El Día de los Muertos By: Penelope Martin, Jazmin Martin, and Ivana Elson
Food• The type of food most commonly made is what the spirit loved in life. You would make their favorite dishes.• For a child, candy is most commonly used.• Sweet, egg-rich Pan de Muerto is one of the constants of Día de Los Muertos. It is often called the “bread of the dead”.• There is over 200 different kinds of Pan de Muerto. Bakeries all over make different shapes and flavors of the bread for the special day.
History• More than 500 years ago, when the Spanish Conquistadors landed in what is now Mexico, they encountered natives practicing a ritual that seemed to mock death.• It was a ritual the people had been practicing at least 3,000 years.• The ritual is known today as Día de los Muertos, or Day of the Dead.• The ritual is celebrated in Mexico and certain parts of the United States.• Celebrations are held each year in Mesa, Chandler, Guadalupe and at Arizona State University.
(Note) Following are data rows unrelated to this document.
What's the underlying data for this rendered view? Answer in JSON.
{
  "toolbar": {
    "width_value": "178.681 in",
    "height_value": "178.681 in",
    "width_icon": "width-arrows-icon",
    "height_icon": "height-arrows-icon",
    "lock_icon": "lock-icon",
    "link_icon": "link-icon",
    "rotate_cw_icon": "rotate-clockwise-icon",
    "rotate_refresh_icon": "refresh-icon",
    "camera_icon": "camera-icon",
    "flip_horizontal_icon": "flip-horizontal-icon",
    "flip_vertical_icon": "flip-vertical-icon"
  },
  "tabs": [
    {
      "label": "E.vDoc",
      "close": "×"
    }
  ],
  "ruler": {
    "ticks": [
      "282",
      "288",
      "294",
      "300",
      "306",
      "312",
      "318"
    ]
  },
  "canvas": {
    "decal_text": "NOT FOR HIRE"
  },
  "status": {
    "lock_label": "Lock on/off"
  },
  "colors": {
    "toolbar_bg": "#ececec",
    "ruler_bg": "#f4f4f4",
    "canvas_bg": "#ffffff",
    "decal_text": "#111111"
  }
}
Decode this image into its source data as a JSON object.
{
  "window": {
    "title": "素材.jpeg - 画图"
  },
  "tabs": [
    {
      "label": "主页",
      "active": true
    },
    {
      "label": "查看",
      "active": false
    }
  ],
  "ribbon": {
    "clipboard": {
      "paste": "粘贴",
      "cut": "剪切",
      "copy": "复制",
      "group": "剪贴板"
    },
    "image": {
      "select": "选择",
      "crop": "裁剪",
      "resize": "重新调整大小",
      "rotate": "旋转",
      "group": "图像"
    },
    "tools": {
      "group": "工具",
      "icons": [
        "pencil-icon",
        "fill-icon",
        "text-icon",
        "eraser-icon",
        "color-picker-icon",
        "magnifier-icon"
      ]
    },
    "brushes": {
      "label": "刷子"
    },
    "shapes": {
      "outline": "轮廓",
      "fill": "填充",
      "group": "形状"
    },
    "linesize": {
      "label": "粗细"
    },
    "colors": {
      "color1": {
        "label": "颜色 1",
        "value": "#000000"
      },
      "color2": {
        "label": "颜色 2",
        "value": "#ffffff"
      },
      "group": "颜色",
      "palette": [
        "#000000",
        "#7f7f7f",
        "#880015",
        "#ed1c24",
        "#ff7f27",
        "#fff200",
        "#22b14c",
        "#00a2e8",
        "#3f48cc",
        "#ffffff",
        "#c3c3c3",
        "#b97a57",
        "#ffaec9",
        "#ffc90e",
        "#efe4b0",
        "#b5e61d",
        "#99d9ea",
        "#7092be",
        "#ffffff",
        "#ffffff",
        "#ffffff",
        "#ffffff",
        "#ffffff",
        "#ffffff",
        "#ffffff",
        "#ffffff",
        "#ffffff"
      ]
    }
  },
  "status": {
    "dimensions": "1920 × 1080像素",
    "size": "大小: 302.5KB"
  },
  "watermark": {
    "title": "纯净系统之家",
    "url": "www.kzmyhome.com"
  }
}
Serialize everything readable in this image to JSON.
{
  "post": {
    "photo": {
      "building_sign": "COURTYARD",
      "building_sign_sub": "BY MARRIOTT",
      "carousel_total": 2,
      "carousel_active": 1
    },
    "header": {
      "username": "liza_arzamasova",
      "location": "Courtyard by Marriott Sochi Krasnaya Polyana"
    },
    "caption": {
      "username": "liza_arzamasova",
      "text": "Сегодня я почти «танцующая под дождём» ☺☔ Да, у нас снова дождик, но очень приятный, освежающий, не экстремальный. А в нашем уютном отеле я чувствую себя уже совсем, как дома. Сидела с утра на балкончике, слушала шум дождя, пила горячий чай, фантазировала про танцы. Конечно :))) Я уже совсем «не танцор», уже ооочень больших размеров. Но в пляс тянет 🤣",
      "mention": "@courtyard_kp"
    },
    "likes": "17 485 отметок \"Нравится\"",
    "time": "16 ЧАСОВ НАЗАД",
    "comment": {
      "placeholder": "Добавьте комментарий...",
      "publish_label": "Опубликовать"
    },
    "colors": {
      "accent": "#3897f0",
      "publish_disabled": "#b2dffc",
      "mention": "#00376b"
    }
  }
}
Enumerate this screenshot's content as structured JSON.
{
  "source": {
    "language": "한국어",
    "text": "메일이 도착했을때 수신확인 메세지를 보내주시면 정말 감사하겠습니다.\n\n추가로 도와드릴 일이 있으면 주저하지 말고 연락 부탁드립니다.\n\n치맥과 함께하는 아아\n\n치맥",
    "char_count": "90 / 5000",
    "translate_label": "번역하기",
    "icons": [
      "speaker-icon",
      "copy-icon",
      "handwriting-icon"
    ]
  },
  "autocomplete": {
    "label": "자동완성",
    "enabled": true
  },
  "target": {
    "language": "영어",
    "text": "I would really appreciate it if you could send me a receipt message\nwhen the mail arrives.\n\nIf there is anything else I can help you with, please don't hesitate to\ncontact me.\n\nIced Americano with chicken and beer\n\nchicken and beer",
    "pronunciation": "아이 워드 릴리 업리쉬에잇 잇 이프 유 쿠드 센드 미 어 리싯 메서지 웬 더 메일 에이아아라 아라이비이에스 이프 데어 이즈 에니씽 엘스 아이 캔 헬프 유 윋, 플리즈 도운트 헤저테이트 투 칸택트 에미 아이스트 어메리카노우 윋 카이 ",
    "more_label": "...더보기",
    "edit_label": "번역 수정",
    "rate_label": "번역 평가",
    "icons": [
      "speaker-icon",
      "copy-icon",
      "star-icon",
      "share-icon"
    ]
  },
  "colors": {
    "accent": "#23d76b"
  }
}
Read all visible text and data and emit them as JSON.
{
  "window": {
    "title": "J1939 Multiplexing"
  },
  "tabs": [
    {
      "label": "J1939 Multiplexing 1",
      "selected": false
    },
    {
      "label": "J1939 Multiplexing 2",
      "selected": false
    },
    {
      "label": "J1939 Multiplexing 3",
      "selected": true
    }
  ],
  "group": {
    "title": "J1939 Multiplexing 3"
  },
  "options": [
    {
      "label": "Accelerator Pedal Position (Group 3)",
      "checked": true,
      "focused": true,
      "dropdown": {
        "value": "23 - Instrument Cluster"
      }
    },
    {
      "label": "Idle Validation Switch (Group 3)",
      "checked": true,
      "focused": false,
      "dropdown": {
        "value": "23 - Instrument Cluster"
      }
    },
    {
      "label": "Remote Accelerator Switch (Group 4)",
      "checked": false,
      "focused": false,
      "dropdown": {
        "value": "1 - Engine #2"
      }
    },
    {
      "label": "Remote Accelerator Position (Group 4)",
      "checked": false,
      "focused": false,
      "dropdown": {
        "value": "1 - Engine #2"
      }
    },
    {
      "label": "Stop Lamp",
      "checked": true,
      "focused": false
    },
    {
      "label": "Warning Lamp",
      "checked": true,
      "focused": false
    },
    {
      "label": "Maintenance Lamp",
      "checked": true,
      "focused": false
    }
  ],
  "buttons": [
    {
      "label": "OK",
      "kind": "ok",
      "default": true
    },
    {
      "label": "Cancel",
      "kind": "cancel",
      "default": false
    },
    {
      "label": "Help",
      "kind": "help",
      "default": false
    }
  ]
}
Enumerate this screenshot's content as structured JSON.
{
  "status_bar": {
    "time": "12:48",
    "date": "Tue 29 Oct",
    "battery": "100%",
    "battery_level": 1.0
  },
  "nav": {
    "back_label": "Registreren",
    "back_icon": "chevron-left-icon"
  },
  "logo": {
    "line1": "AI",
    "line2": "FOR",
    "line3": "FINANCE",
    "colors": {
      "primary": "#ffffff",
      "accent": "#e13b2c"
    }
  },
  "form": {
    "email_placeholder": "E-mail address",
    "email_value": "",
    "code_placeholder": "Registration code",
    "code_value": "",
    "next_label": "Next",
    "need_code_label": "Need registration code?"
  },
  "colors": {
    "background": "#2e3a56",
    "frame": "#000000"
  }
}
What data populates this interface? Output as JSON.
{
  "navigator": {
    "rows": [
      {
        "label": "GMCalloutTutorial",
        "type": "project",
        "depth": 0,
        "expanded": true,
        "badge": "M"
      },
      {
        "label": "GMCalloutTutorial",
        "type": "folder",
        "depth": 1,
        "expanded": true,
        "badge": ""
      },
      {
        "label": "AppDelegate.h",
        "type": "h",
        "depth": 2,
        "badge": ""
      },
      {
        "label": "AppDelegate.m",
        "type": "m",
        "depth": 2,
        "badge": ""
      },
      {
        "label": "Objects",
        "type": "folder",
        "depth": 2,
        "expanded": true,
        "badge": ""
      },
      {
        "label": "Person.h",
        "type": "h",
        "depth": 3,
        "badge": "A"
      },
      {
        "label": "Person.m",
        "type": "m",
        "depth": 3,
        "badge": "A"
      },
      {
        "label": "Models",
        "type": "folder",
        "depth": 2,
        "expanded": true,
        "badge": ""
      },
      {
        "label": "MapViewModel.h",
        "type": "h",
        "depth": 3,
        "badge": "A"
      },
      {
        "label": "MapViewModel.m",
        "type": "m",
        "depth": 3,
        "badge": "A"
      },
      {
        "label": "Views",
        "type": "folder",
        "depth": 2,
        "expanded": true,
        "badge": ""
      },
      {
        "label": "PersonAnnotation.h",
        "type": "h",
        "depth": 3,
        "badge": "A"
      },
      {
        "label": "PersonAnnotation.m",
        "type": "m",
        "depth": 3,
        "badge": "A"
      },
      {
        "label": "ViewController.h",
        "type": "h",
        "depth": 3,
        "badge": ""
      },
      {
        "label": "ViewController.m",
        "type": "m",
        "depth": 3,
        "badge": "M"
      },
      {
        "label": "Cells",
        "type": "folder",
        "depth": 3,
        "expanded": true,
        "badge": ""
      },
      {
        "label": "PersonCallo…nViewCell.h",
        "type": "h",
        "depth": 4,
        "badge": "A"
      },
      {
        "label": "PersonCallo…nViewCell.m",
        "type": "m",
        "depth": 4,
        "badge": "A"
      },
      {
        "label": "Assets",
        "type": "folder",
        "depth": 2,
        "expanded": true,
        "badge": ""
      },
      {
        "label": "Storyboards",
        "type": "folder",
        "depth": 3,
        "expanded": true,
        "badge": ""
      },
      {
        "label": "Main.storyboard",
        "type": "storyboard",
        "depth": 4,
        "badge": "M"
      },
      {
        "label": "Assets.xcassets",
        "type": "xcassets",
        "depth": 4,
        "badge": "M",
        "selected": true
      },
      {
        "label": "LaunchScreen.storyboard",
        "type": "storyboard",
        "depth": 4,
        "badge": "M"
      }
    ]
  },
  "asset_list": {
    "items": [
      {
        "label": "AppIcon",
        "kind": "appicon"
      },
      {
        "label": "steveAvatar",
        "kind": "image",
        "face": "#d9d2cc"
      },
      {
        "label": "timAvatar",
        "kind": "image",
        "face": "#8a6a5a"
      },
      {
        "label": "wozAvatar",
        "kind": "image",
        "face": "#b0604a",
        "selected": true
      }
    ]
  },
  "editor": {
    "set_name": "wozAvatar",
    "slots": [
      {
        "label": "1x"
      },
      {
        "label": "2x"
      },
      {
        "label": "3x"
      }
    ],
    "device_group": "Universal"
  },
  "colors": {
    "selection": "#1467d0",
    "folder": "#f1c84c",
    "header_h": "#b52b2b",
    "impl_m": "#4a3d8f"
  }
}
The ritual still maintains the basic principles of the Aztec ritual, such as the use of skulls.
Activities• Colorful adornments and lively reunions at family burial plots, the preparation of special foods, offerings laid out for the departed on commemorative altars and religious rites that are likely to include noisy fireworks.• Celebration that remembers and honors the departed by creating altars decorated with crafts, food and symbolic decorations.
Altars• 1: at the center of the ofrenda, there is a picture that represents the person• 2: a feast is prepared for the spirit that includes pan de muertos• 3: grooming items are set of for the spirits in case they want to refresh themselves after their journey• 4: items that represent the person are placed down• 5: items that reflect the person’s personality and accomplishments• 6: a copal incense is left at the altar or other fragrances to guide the dead to the altar
Art and Artists• The art features many skulls (or calaveras).• These can be crafted from wood, tin, clay, and paper.• Some artists are: Alfonso Castillo Orta, Alfonso Soteno, and Juan Hernandez.